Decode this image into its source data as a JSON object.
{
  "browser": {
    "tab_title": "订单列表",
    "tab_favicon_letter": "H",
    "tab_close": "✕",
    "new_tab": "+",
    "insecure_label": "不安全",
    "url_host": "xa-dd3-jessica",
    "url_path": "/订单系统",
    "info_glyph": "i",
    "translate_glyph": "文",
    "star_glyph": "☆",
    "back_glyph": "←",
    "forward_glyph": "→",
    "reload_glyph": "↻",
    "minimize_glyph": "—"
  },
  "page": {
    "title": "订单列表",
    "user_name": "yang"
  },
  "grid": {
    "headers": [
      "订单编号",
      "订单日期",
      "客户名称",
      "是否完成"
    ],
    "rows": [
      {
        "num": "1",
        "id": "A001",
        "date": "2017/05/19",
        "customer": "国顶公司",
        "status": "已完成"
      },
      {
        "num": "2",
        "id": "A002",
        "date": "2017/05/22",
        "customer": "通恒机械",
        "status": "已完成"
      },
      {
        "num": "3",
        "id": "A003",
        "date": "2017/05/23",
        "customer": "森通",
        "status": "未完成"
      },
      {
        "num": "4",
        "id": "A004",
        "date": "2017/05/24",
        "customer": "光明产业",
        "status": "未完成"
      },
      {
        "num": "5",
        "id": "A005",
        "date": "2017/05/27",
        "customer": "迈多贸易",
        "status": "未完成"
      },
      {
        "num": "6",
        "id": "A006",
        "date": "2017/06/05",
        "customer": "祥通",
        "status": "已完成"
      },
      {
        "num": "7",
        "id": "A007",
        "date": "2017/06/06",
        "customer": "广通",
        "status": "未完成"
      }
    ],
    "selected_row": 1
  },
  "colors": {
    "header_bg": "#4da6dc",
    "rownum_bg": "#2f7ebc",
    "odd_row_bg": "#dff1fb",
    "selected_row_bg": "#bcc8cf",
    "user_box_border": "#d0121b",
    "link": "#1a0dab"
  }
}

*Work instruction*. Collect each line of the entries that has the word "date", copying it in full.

*Exercise output*.
        "date": "2017/05/19",
        "date": "2017/05/22",
        "date": "2017/05/23",
        "date": "2017/05/24",
        "date": "2017/05/27",
        "date": "2017/06/05",
        "date": "2017/06/06",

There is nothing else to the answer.